Elizabeth Cook, a frequent Opry performer set to perform in the Hall of Fame's "Medallion Ceremony" induction salute to Ms. Shepard, who's shared dressing rooms with her and whose own work can be both traditional and edgy in today's terms, noted in a separate interview, "Jean Shepard's legacy is huge. It's hard enough to be a woman in this field-and it really is-for my generation; I can't imagine what it must have been like for her in the '50s. The trail that she blazed is right on the heels of Kitty Well's, and as a honky-tonk singer with her own musical identity. That she refused to compromise her artistry, to succumb to the changing sounds and trends, has been a big inspiration. She not only showed that all that can be done, but that you can survive it."
Ms. Shepard was practically a survivor. She spent the first 10 years of her life in Oklahoma, one of 10 children to an impoverished family that made the historic "Okie" trek to Bakersfield, Calif., area during World War II. Singing by age 12, she was playing bass in an all female band, The Melody Ranch Girls, when honky-tonk star Hank Thompson spotted her and got her a contract with Capital Records at 17. She was soon backed by teenage Bakersfield friends, an unknown Buck Owens among them.

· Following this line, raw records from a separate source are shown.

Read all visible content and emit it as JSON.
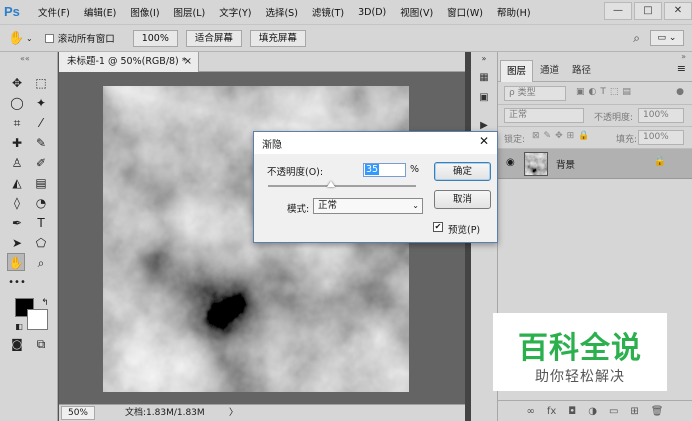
{
  "app": {
    "logo": "Ps",
    "menu": [
      "文件(F)",
      "编辑(E)",
      "图像(I)",
      "图层(L)",
      "文字(Y)",
      "选择(S)",
      "滤镜(T)",
      "3D(D)",
      "视图(V)",
      "窗口(W)",
      "帮助(H)"
    ],
    "window_controls": [
      "—",
      "□",
      "✕"
    ]
  },
  "options_bar": {
    "scroll_all_label": "滚动所有窗口",
    "zoom_value": "100%",
    "fit_screen_label": "适合屏幕",
    "fill_screen_label": "填充屏幕"
  },
  "document": {
    "tab_title": "未标题-1 @ 50%(RGB/8) *",
    "close_glyph": "×",
    "zoom": "50%",
    "doc_info": "文档:1.83M/1.83M",
    "status_arrow": "〉"
  },
  "layers_panel": {
    "tabs": [
      "图层",
      "通道",
      "路径"
    ],
    "filter_placeholder": "ρ 类型",
    "blend_mode": "正常",
    "opacity_label": "不透明度:",
    "opacity_value": "100%",
    "lock_label": "锁定:",
    "fill_label": "填充:",
    "fill_value": "100%",
    "layer_name": "背景",
    "footer_icons": [
      "link-icon",
      "fx-icon",
      "mask-icon",
      "adjustment-icon",
      "group-icon",
      "new-layer-icon",
      "trash-icon"
    ]
  },
  "fade_dialog": {
    "title": "渐隐",
    "opacity_label": "不透明度(O):",
    "opacity_value": "35",
    "opacity_unit": "%",
    "opacity_fraction": 0.35,
    "mode_label": "模式:",
    "mode_value": "正常",
    "ok_label": "确定",
    "cancel_label": "取消",
    "preview_label": "预览(P)",
    "preview_checked": true
  },
  "watermark": {
    "title": "百科全说",
    "subtitle": "助你轻松解决"
  },
  "colors": {
    "ps_blue": "#2d7fc9",
    "watermark_green": "#2bb04d",
    "canvas_bg": "#646464"
  }
}
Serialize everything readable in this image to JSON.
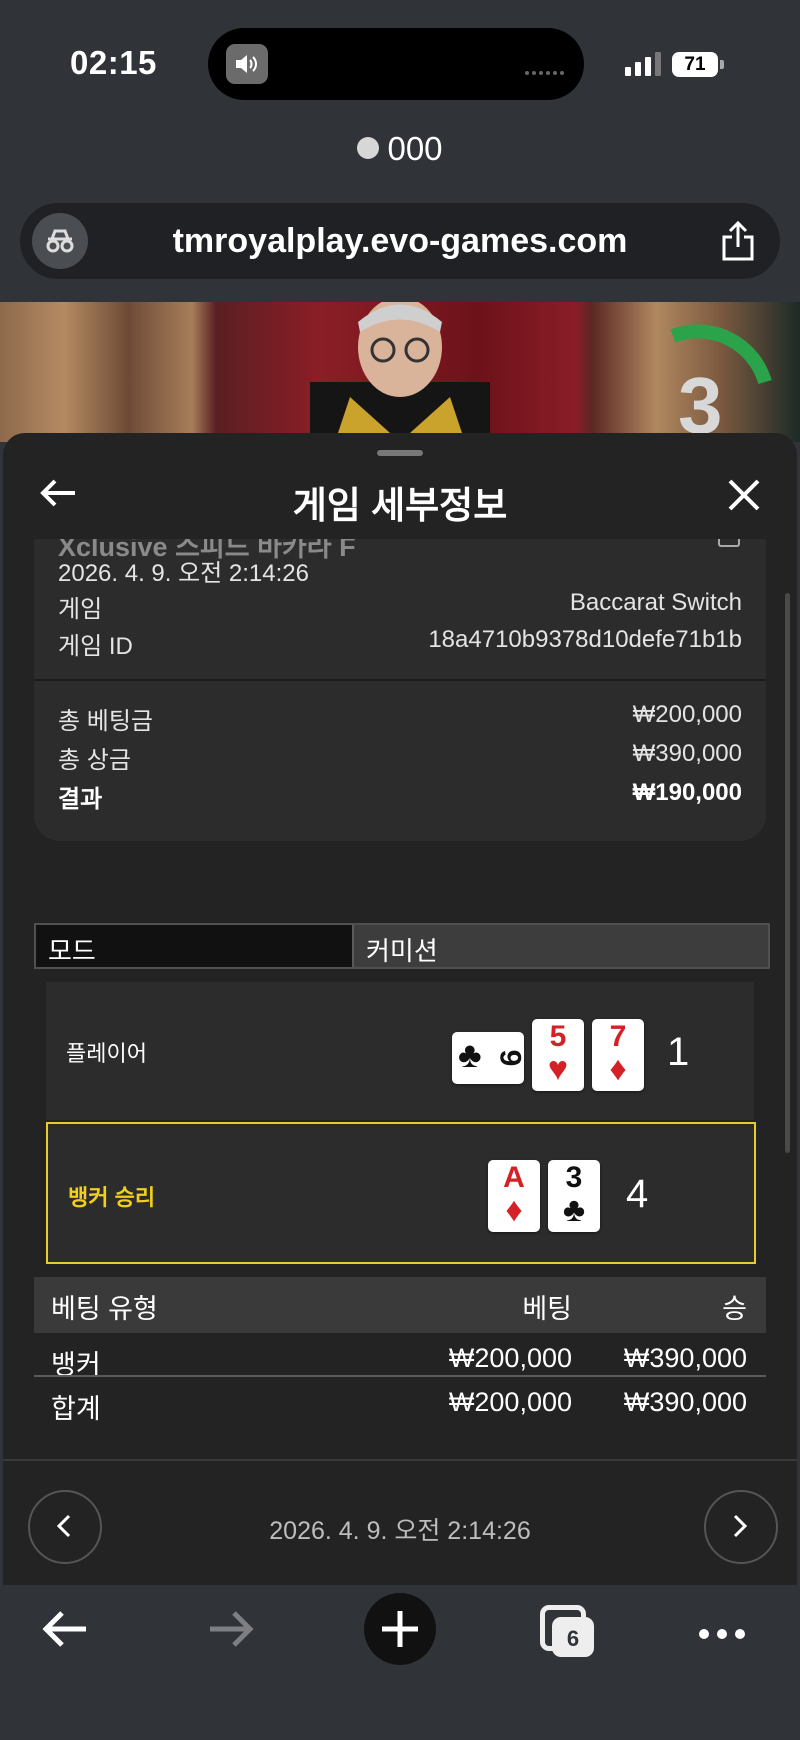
{
  "status_bar": {
    "time": "02:15",
    "battery": "71"
  },
  "recording": {
    "label": "000"
  },
  "browser": {
    "url": "tmroyalplay.evo-games.com"
  },
  "video": {
    "badge": "3"
  },
  "panel": {
    "title": "게임 세부정보",
    "partial_title": "Xclusive 스피드 바카라 F",
    "datetime": "2026. 4. 9. 오전 2:14:26",
    "game_label": "게임",
    "game_value": "Baccarat Switch",
    "game_id_label": "게임 ID",
    "game_id_value": "18a4710b9378d10defe71b1b",
    "total_bet_label": "총 베팅금",
    "total_bet_value": "₩200,000",
    "total_win_label": "총 상금",
    "total_win_value": "₩390,000",
    "result_label": "결과",
    "result_value": "₩190,000",
    "mode_label": "모드",
    "mode_value": "커미션",
    "player": {
      "label": "플레이어",
      "score": "1",
      "cards": [
        {
          "rank": "9",
          "suit": "♣",
          "color": "black",
          "sideways": true
        },
        {
          "rank": "5",
          "suit": "♥",
          "color": "red"
        },
        {
          "rank": "7",
          "suit": "♦",
          "color": "red"
        }
      ]
    },
    "banker": {
      "label": "뱅커 승리",
      "score": "4",
      "cards": [
        {
          "rank": "A",
          "suit": "♦",
          "color": "red"
        },
        {
          "rank": "3",
          "suit": "♣",
          "color": "black"
        }
      ]
    },
    "table": {
      "headers": [
        "베팅 유형",
        "베팅",
        "승"
      ],
      "rows": [
        [
          "뱅커",
          "₩200,000",
          "₩390,000"
        ]
      ],
      "total": [
        "합계",
        "₩200,000",
        "₩390,000"
      ]
    },
    "nav_date": "2026. 4. 9. 오전 2:14:26"
  },
  "toolbar": {
    "tab_count": "6"
  },
  "colors": {
    "win_accent": "#f0cf1d",
    "red_suit": "#d42127",
    "panel_bg": "#232323"
  }
}
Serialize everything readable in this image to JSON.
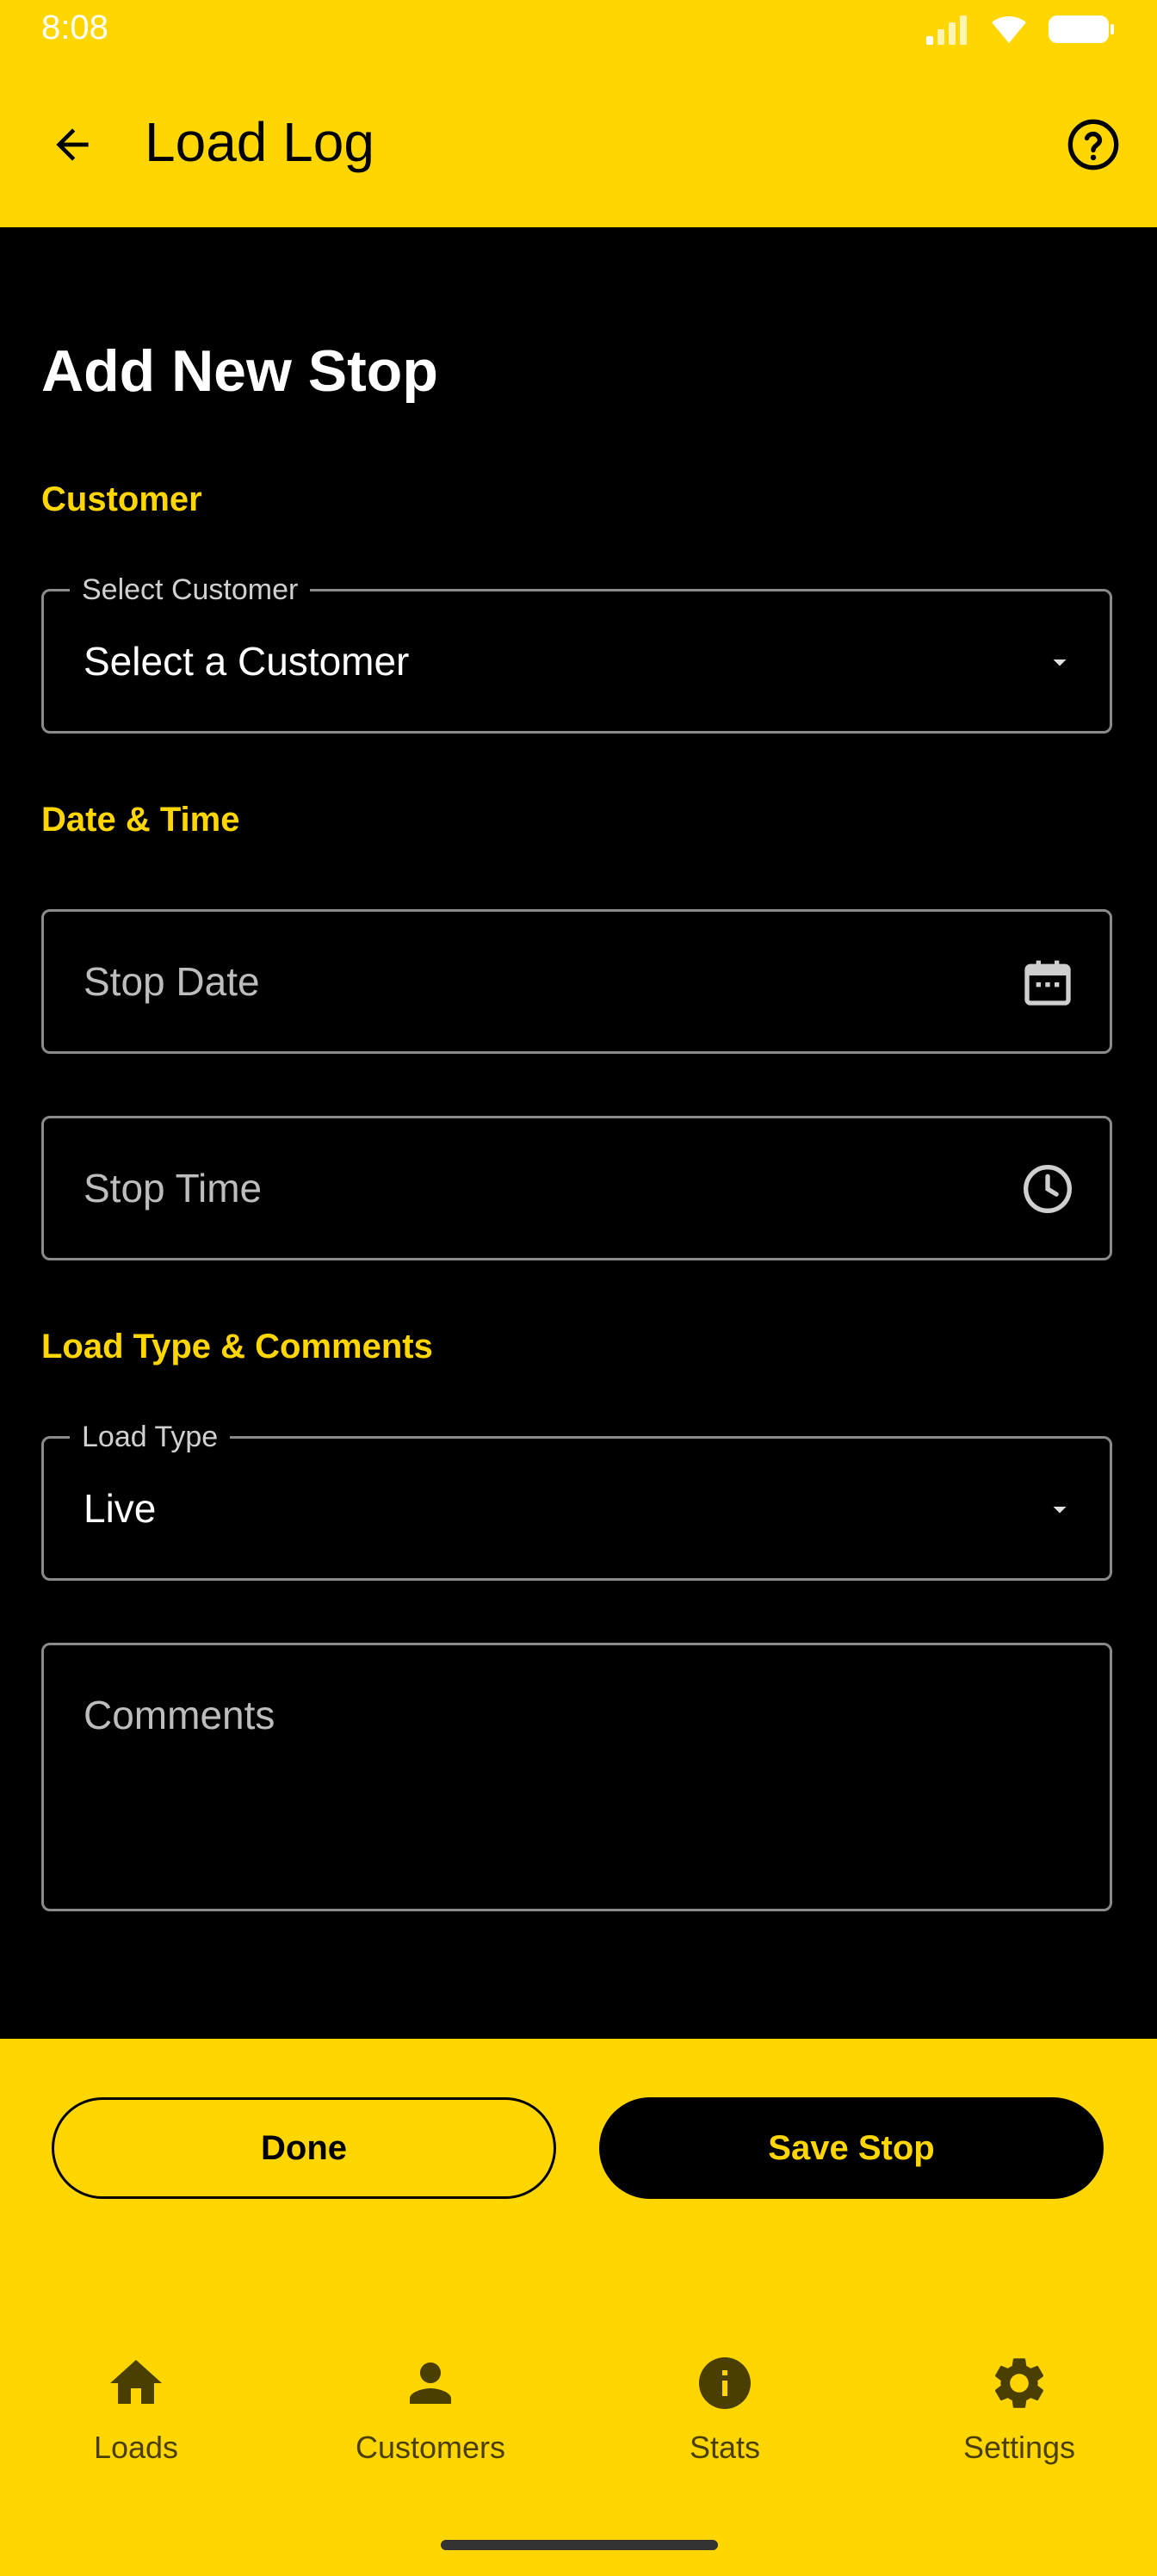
{
  "status_bar": {
    "time": "8:08"
  },
  "app_bar": {
    "title": "Load Log"
  },
  "page": {
    "title": "Add New Stop"
  },
  "sections": {
    "customer": "Customer",
    "date_time": "Date & Time",
    "load_type_comments": "Load Type & Comments"
  },
  "fields": {
    "customer": {
      "label": "Select Customer",
      "value": "Select a Customer"
    },
    "stop_date": {
      "placeholder": "Stop Date"
    },
    "stop_time": {
      "placeholder": "Stop Time"
    },
    "load_type": {
      "label": "Load Type",
      "value": "Live"
    },
    "comments": {
      "placeholder": "Comments"
    }
  },
  "actions": {
    "done": "Done",
    "save": "Save Stop"
  },
  "nav": {
    "items": [
      {
        "label": "Loads",
        "icon": "home-icon"
      },
      {
        "label": "Customers",
        "icon": "person-icon"
      },
      {
        "label": "Stats",
        "icon": "info-icon"
      },
      {
        "label": "Settings",
        "icon": "gear-icon"
      }
    ]
  },
  "colors": {
    "accent": "#FFD600",
    "background": "#000000",
    "border": "#8A8A8A",
    "nav_icon": "#4A3F00"
  }
}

There was a famous moment when that poor girl from Oklahoma first learned she had a hit with "A Dear John Letter," an event that would change her life. As Ms. Shepard tells the story, she and her band were heading to Los Angeles for another recording session. "Buck and all of them were saying, 'Let's stop and get a Billboard.' And I thought, 'What do you want a billboard for?' This is how dumb I was. I didn't know it was a magazine. They said they wanted to check after my record. Well, how would you get that off a billboard, and how are you gonna get it in the car? They stopped adn brought in the magazine; Buck threw it in my lap and asked me, 'So how does it feel to have a No. 1 record?' And that's how they told me I had one."
Producer Ken Nelson, who's in the Hall of Fame himself, both encouraged her to take on those groundbreaking woman's songs and worried about her resulting image.
"Ken would find me more of those songs-and every once in a while I'd put one in that I liked. About, 'The Other Woman,' one of those, he said: 'It puts you in a bad light. We want to keep you as a sweet little country girl.' And I said, 'Well, then, Ken-you don't know me very well!' They always tried to protect my career," (In real life, whatever her image, Ms. Shepard has been happily married to Benny Birchfield, harmony singer with the bluegrass Osborne Brothers and road manager for Roy Orbison, for 43 years.)
Ms. Shepard won a special place in the hearts of forgotten, rural people, men and women alike, which was one of traditional country's attractions for her: "It was," she recalls, "the music of the everyday working people-the farmers, like my daddy; the mechanics; guys who worked in a gas station. This was their music; it told their story. It told of them working 60 hours a week and then going down to the beer joint on Saturday night and relaxing with a good cold beer. That's what it was about; it wasn't about being queen of England. I took the battered woman's side, the other woman's side, and every other side. I recoreded a story called 'Another Neon Night' and it's the story of a prostitute., and I got a lot of response from those things. Because this is the core of country music."
This week, Jean Shepard will be recognized not for going along and getting along, but for breaking and resetting the country mold. And it is about time.
(Congratulations from all of us to Jean Shepard upon her induction into the Country Music Hall of Fame).